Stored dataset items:

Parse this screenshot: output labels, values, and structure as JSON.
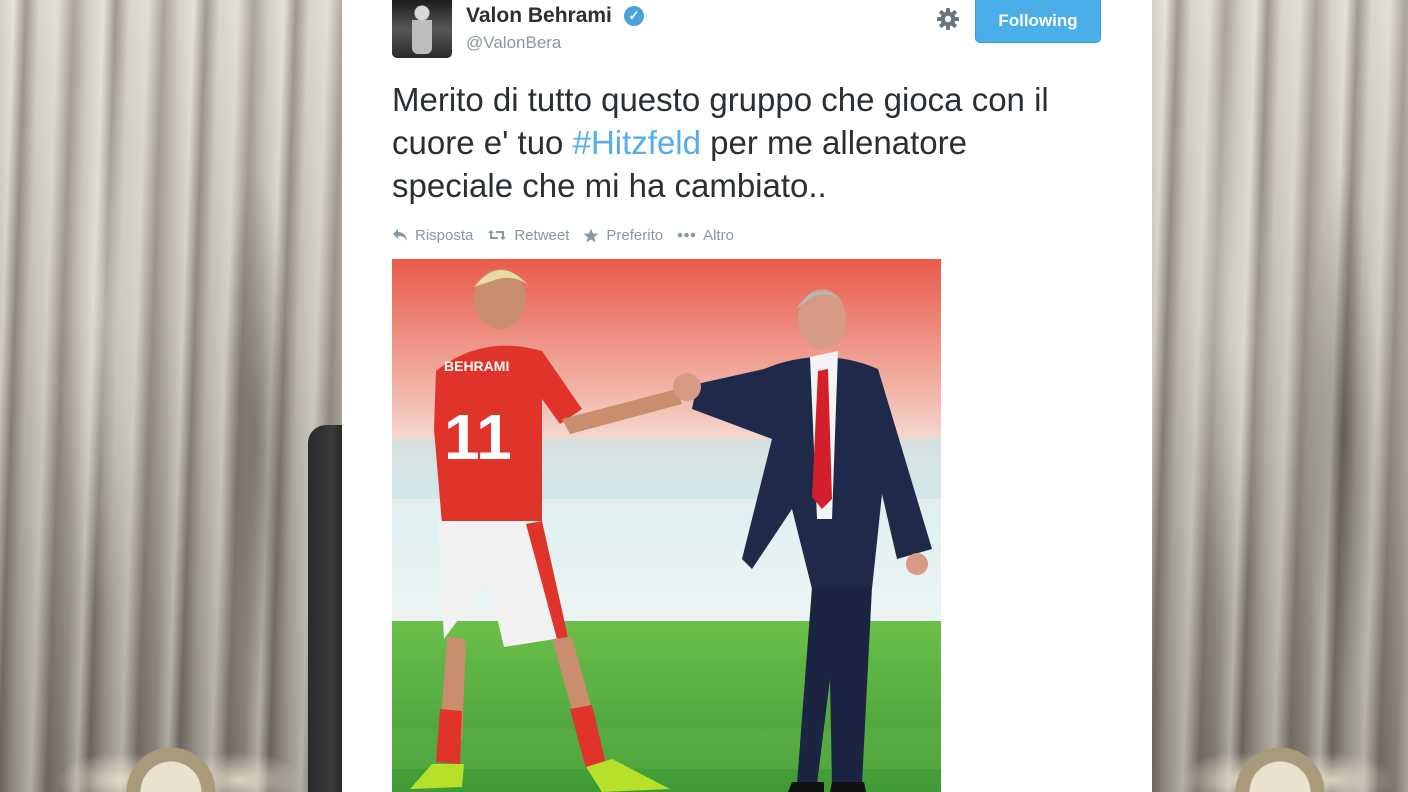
{
  "tweet": {
    "author_name": "Valon Behrami",
    "author_handle": "@ValonBera",
    "follow_label": "Following",
    "text_before": "Merito di tutto questo gruppo che gioca con il cuore e' tuo ",
    "hashtag": "#Hitzfeld",
    "text_after": " per me allenatore speciale che mi ha cambiato..",
    "actions": {
      "reply": "Risposta",
      "retweet": "Retweet",
      "favorite": "Preferito",
      "more": "Altro"
    },
    "photo": {
      "jersey_name": "BEHRAMI",
      "jersey_number": "11"
    }
  },
  "colors": {
    "accent": "#55acee",
    "follow_button": "#4aaee8",
    "text": "#292f33",
    "muted": "#8899a6"
  }
}
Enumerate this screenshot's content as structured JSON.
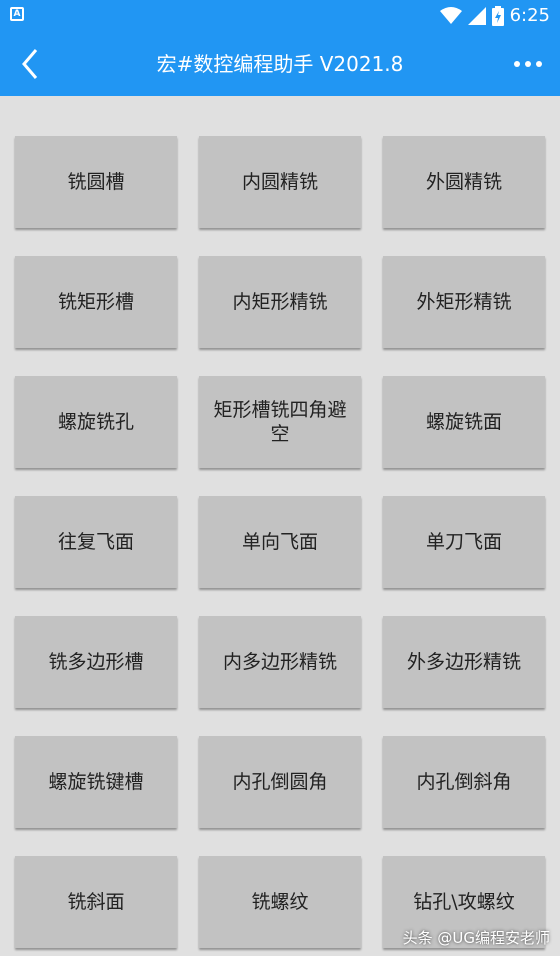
{
  "status": {
    "app_icon_letter": "A",
    "battery_level": "6",
    "time": "6:25"
  },
  "toolbar": {
    "title": "宏#数控编程助手 V2021.8"
  },
  "buttons": [
    "铣圆槽",
    "内圆精铣",
    "外圆精铣",
    "铣矩形槽",
    "内矩形精铣",
    "外矩形精铣",
    "螺旋铣孔",
    "矩形槽铣四角避空",
    "螺旋铣面",
    "往复飞面",
    "单向飞面",
    "单刀飞面",
    "铣多边形槽",
    "内多边形精铣",
    "外多边形精铣",
    "螺旋铣键槽",
    "内孔倒圆角",
    "内孔倒斜角",
    "铣斜面",
    "铣螺纹",
    "钻孔\\攻螺纹"
  ],
  "watermark": "头条 @UG编程安老师",
  "colors": {
    "primary": "#2196f3",
    "button": "#c2c2c2",
    "background": "#e0e0e0"
  }
}
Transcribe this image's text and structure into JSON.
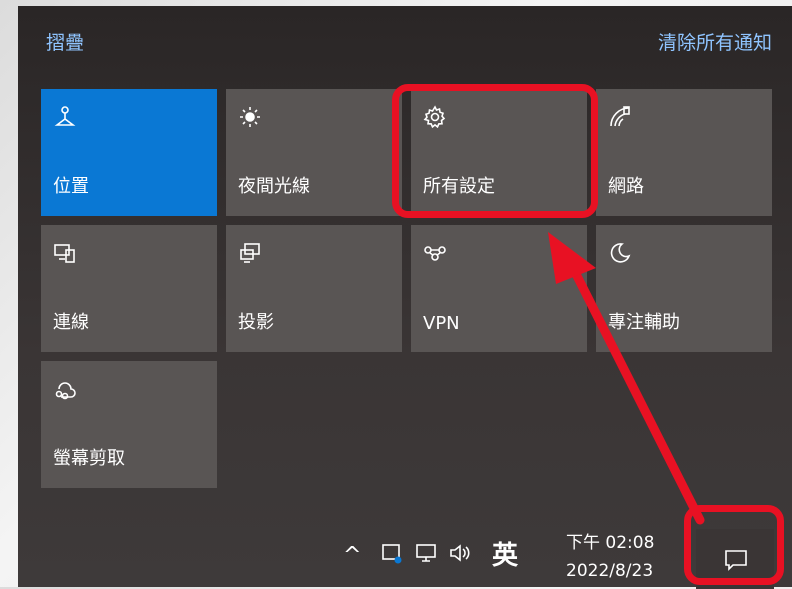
{
  "header": {
    "collapse_label": "摺疊",
    "clear_label": "清除所有通知"
  },
  "tiles": [
    {
      "label": "位置",
      "icon": "location-icon",
      "active": true
    },
    {
      "label": "夜間光線",
      "icon": "night-light-icon",
      "active": false
    },
    {
      "label": "所有設定",
      "icon": "settings-gear-icon",
      "active": false
    },
    {
      "label": "網路",
      "icon": "network-icon",
      "active": false
    },
    {
      "label": "連線",
      "icon": "connect-icon",
      "active": false
    },
    {
      "label": "投影",
      "icon": "project-icon",
      "active": false
    },
    {
      "label": "VPN",
      "icon": "vpn-icon",
      "active": false
    },
    {
      "label": "專注輔助",
      "icon": "focus-assist-icon",
      "active": false
    },
    {
      "label": "螢幕剪取",
      "icon": "screen-snip-icon",
      "active": false
    }
  ],
  "taskbar": {
    "chevron": "^",
    "ime_label": "英",
    "time": "下午 02:08",
    "date": "2022/8/23"
  },
  "colors": {
    "accent": "#0a78d4",
    "tile_bg": "#595554",
    "highlight": "#e81123",
    "link": "#8fc4ff"
  }
}
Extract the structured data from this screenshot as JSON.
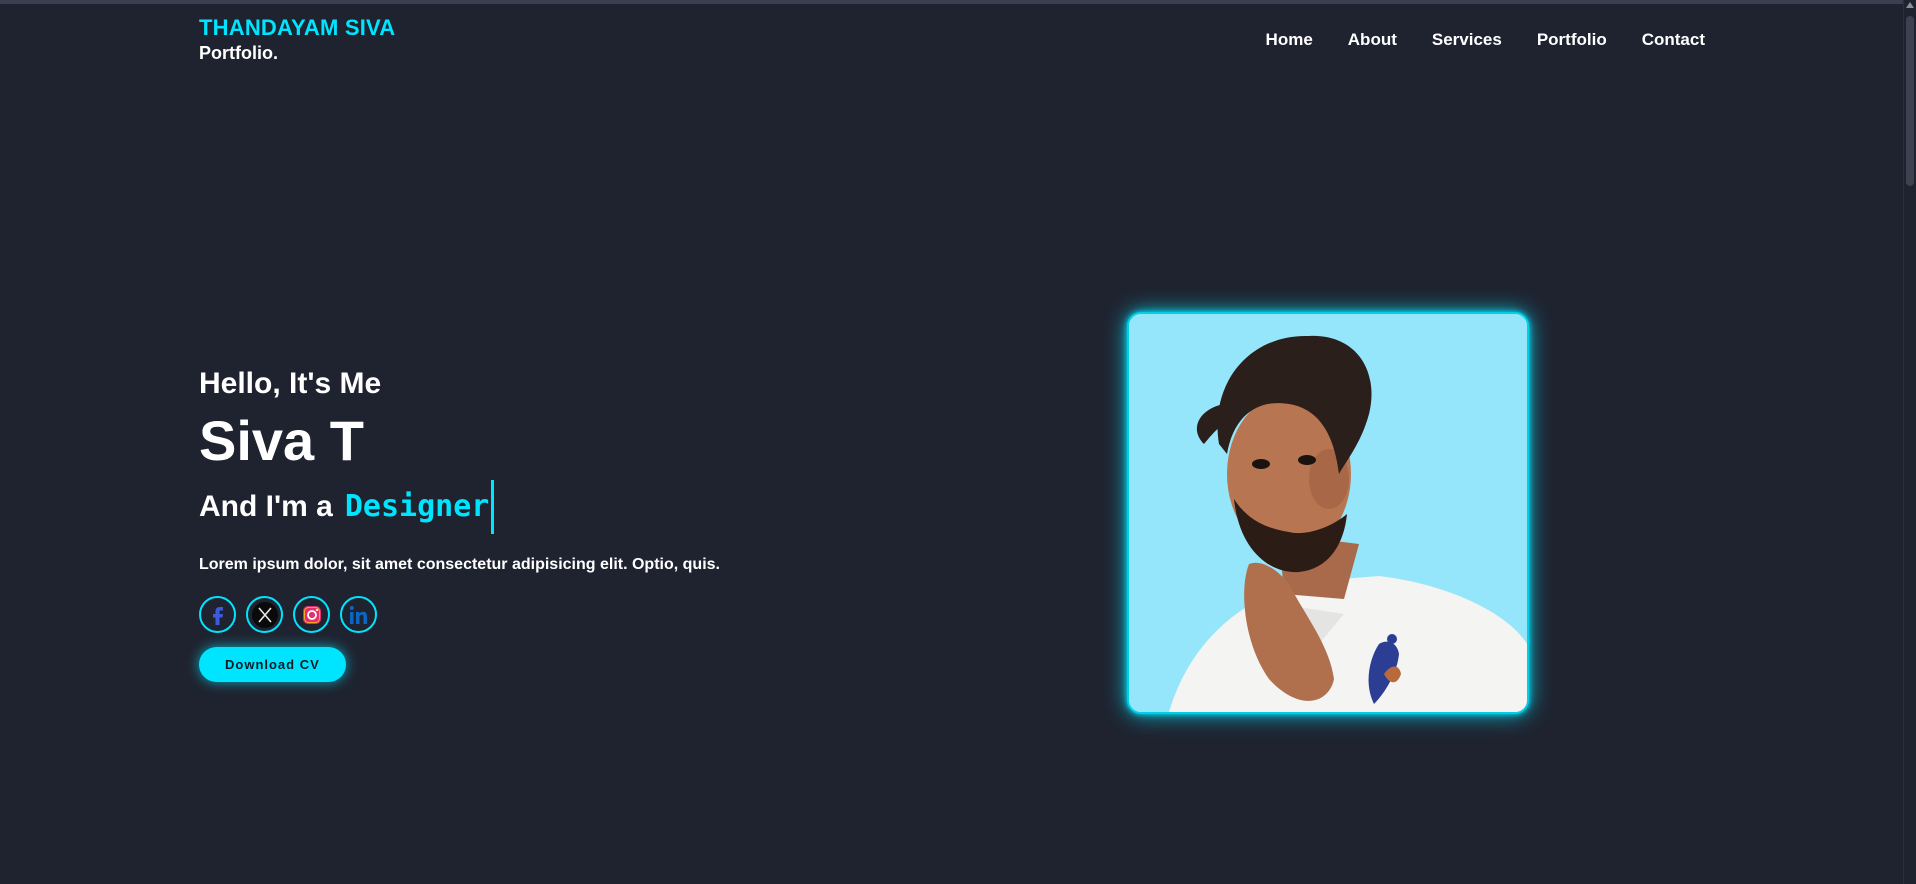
{
  "header": {
    "brand_name": "THANDAYAM SIVA",
    "brand_sub": "Portfolio.",
    "nav": [
      "Home",
      "About",
      "Services",
      "Portfolio",
      "Contact"
    ]
  },
  "hero": {
    "greeting": "Hello, It's Me",
    "name": "Siva T",
    "role_prefix": "And I'm a",
    "role_word": "Designer",
    "description": "Lorem ipsum dolor, sit amet consectetur adipisicing elit. Optio, quis.",
    "socials": [
      "facebook-icon",
      "x-twitter-icon",
      "instagram-icon",
      "linkedin-icon"
    ],
    "cta": "Download CV"
  },
  "colors": {
    "background": "#1f2330",
    "accent": "#00e5ff",
    "photo_background": "#95e6fa"
  }
}
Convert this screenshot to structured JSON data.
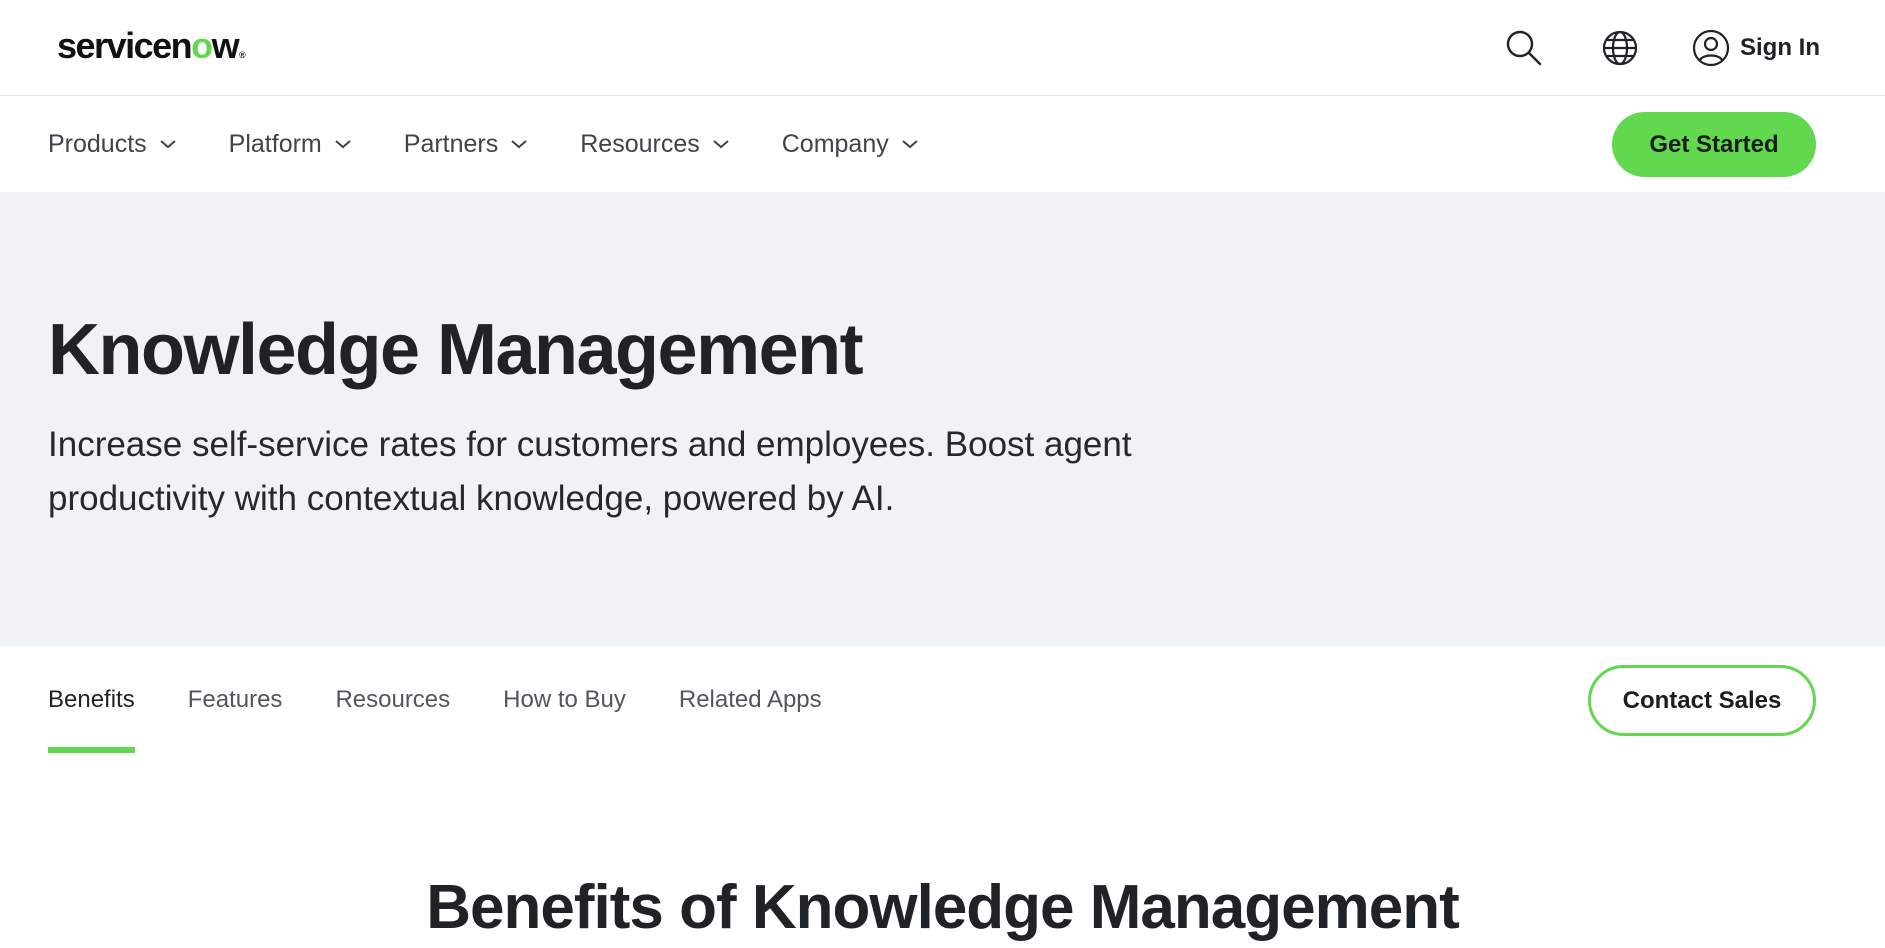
{
  "header": {
    "logo_text": "servicen",
    "logo_o": "o",
    "logo_end": "w",
    "logo_reg": "®",
    "sign_in_label": "Sign In",
    "icons": [
      "search-icon",
      "globe-icon",
      "user-icon"
    ]
  },
  "nav": {
    "items": [
      {
        "label": "Products"
      },
      {
        "label": "Platform"
      },
      {
        "label": "Partners"
      },
      {
        "label": "Resources"
      },
      {
        "label": "Company"
      }
    ],
    "cta_label": "Get Started"
  },
  "hero": {
    "title": "Knowledge Management",
    "description": "Increase self-service rates for customers and employees. Boost agent productivity with contextual knowledge, powered by AI."
  },
  "subnav": {
    "tabs": [
      {
        "label": "Benefits",
        "active": true
      },
      {
        "label": "Features",
        "active": false
      },
      {
        "label": "Resources",
        "active": false
      },
      {
        "label": "How to Buy",
        "active": false
      },
      {
        "label": "Related Apps",
        "active": false
      }
    ],
    "contact_label": "Contact Sales"
  },
  "section": {
    "heading": "Benefits of Knowledge Management"
  },
  "colors": {
    "accent": "#62d84e",
    "hero_bg": "#f0f3f5",
    "text": "#1f2326"
  }
}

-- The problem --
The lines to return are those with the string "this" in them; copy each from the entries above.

-- Output of the task --
Parse this screenshot: output labels, values, and structure as JSON.
Enumerate this screenshot's content as structured JSON.
Transcribe this image's text and structure into JSON.
Extract the structured data from this screenshot as JSON.
Convert this screenshot to structured JSON data.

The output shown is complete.